For me, I tend to read more graphic novels than comic books.  This isn't because I consider graphic novels to be "high art" or because I prefer to say that I'm reading a graphic novel rather than a comic, it's just that I like how they follow the same structure as a traditional novel.  When I read a book of any kind, I enjoy it when there is a beginning, a middle, and an end.  That's just a reading preference, and I don't consider it snobbishness.  I also like reading comic books, but I have found that I don't like being held in suspense until the next issue comes out.  Therefore, I prefer to read an anthology of comics where the story can be read continuously, and that is okay.  What bugs me is when people refuse to read books as a result of a close-minded prejudice.  I don't think a book should be dismissed because it is viewed as "low art" in certain circles.  People should be open to new reading experiences because fun and enlightenment can come in unexpected forms.     

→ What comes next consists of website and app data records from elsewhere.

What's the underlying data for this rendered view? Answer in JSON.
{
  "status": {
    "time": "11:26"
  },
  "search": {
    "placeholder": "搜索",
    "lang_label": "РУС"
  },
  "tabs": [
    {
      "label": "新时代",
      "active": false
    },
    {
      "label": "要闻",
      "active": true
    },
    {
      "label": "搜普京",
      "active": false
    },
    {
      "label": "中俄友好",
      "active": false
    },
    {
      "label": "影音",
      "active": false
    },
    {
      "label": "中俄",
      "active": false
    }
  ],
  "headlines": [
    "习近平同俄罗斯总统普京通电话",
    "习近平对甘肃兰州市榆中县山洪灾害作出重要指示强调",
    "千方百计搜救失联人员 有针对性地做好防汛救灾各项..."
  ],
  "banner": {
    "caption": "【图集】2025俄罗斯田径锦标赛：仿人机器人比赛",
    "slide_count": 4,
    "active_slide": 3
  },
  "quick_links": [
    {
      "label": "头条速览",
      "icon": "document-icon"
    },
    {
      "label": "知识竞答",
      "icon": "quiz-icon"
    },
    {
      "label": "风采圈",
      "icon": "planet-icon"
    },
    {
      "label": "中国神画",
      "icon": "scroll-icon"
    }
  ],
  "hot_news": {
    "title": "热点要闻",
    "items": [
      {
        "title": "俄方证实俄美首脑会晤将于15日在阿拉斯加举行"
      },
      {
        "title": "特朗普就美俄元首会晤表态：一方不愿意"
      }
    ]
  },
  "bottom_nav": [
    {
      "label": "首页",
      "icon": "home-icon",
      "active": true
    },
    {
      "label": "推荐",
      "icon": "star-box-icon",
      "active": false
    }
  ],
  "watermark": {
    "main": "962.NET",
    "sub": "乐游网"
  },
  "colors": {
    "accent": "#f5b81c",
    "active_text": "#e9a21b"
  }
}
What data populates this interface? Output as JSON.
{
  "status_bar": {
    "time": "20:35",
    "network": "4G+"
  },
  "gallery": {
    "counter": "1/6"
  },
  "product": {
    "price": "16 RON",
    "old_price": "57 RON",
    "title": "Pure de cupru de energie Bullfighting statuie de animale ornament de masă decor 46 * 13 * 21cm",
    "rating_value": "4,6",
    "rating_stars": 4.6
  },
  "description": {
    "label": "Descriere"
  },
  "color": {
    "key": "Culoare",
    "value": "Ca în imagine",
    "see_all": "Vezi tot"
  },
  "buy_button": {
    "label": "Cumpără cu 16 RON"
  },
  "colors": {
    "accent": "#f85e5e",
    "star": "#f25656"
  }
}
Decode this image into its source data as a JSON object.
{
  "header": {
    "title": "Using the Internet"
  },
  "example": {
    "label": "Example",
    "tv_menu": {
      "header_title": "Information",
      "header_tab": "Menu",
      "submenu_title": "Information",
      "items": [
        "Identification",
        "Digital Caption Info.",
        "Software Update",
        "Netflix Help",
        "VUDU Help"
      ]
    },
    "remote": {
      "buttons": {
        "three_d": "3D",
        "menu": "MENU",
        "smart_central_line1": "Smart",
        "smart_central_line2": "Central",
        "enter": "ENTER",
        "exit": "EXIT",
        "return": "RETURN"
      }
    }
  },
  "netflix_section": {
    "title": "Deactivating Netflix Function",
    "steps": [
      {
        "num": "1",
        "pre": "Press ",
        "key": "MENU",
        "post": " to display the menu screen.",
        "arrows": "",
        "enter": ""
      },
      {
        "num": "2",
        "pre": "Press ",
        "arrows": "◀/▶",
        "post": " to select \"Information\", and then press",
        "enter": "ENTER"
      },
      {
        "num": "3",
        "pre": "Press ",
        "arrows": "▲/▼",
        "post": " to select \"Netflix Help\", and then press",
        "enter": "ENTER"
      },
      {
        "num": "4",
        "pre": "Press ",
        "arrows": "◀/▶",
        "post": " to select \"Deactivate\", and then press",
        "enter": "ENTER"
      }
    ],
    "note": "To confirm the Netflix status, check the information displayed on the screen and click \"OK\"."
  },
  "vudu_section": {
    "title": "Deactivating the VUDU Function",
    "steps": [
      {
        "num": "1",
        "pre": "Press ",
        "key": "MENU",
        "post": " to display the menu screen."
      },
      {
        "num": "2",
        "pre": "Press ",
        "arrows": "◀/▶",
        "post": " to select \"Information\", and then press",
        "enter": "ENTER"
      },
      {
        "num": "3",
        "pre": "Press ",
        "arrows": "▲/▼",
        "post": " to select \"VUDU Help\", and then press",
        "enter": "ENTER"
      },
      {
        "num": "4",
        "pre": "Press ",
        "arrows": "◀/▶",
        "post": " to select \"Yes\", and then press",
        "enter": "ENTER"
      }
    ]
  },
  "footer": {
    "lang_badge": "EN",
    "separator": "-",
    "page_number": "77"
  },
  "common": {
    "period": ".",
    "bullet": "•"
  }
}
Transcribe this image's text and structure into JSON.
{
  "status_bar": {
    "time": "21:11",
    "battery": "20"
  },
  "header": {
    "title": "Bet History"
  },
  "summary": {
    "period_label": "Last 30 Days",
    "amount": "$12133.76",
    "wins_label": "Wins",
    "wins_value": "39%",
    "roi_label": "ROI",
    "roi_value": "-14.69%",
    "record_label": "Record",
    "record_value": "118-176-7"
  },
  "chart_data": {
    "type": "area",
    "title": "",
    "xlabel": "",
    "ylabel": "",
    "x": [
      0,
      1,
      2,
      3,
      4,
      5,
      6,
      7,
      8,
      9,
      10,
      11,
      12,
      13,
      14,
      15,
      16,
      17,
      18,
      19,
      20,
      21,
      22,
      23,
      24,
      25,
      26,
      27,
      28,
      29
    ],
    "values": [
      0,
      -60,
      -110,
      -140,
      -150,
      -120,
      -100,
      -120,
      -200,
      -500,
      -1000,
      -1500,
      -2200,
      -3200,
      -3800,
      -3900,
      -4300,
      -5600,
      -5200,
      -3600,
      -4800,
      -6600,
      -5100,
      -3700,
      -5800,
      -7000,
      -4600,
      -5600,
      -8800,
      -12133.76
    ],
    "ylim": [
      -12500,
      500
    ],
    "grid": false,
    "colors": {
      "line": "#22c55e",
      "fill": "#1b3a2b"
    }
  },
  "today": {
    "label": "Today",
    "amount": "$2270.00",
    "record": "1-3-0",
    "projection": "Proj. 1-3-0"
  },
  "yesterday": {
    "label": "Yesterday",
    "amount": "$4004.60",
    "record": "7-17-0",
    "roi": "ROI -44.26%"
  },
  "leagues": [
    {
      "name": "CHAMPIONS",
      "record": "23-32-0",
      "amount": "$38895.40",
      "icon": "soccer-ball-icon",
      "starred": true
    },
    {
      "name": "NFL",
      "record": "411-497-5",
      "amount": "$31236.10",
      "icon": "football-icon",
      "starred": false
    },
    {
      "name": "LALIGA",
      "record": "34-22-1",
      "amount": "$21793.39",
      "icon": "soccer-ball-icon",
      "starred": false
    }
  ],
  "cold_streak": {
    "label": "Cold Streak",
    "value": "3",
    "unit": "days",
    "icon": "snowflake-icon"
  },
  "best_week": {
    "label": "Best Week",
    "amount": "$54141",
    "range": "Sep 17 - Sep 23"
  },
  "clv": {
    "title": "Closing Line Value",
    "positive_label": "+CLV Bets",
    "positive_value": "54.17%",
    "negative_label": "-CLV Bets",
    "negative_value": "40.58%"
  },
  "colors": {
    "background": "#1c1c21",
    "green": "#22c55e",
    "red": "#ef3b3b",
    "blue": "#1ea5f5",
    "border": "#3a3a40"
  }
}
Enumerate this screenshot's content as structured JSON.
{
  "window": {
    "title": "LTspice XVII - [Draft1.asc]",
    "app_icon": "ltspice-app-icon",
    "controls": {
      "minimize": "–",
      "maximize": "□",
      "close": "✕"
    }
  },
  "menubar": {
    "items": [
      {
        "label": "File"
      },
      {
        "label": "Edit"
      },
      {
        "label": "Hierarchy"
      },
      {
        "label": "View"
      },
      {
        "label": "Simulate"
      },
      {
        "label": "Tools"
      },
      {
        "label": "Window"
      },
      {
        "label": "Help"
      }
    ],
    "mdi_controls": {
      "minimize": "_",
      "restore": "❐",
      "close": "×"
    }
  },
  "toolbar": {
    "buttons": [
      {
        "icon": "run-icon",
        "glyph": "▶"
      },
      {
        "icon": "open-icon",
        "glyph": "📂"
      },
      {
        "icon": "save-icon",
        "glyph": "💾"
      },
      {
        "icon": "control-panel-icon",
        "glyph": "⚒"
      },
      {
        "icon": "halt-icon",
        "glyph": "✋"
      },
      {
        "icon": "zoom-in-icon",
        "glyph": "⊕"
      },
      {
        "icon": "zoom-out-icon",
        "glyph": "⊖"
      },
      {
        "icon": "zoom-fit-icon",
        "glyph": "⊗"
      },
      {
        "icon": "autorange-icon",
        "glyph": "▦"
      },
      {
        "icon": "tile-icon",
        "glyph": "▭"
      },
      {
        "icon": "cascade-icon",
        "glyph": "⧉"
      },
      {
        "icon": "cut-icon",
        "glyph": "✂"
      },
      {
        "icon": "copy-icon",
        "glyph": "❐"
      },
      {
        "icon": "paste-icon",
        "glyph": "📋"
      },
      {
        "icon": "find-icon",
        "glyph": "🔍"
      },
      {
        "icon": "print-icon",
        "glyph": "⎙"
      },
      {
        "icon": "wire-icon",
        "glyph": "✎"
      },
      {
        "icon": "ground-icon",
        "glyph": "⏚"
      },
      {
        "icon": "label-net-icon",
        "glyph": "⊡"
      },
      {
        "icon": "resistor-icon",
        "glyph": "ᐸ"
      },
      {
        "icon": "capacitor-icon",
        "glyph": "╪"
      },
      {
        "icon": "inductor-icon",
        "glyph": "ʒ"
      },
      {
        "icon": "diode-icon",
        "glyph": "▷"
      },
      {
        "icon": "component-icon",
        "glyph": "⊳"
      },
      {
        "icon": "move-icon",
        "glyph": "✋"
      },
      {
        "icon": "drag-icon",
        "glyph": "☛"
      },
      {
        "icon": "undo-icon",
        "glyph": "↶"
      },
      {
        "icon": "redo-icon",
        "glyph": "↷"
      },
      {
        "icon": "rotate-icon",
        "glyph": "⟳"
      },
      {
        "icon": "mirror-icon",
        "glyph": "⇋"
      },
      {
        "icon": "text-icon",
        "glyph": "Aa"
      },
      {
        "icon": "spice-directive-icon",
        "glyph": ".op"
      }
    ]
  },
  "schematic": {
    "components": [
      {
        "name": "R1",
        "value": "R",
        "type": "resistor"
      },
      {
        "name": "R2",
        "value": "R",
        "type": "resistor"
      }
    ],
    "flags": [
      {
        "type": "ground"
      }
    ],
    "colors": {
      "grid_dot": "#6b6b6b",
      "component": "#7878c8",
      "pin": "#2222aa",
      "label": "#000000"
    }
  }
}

Sunday, February 6, 2011

Just the Right Amount of Blasphemy

There are few books that I get really, really excited about.  I have been wanting to read Lamb: The Gospel According to Biff, Christ's Childhood Pal by Christopher Moore since it initially came out in 2000.  The premise of the novel is absolutely brilliant.  Within the text of The Bible there are serious gaps in the life of Jesus, and roughly thirty years are missing.  Moore sought to tell the rest of the story.  

The rest of the story is how Jesus goes on a quest to find the Three Wise Men to learn what it means to be a Messiah.  Biff, Jesus' best friend, who is conveniently left out of The Bible, fills in the details about the son of God's spiritual journey.  He provides a good counterpoint to Jesus because while Jesus contemplates deep issues, Biff only thinks about material comforts and bedding women.  These two set out from Nazareth and travel throughout the Middle East and Asia, befriending a diverse group of people along the way who teach them all about Buddhism, Confucianism, and of course kung fu.  Upon the completion of his spiritual training, Jesus and Biff head home to Nazareth and begin to build a group of followers.  

Without giving away anything, the rest of the story expands upon the events The Bible outlines.  Unless you have had absolutely no religious exposure, you know where this is heading.  It's how you get to the point of the crucifixion, that matters.  This book is one of the most hilarious novels I've read in a long time, the type that will make me get stared at as I laugh out loud in public.  I can understand how a person with deep religious beliefs may find this book blasphemous, but, as Christopher Moore points out, those people aren't likely to read it in the first place.  As for my opinion on the subject, I don't think that Moore intends to offend people and he generally paints Jesus in a positive light.  I personally don't have strong beliefs, and I think that any God of mine probably has a good sense of humour.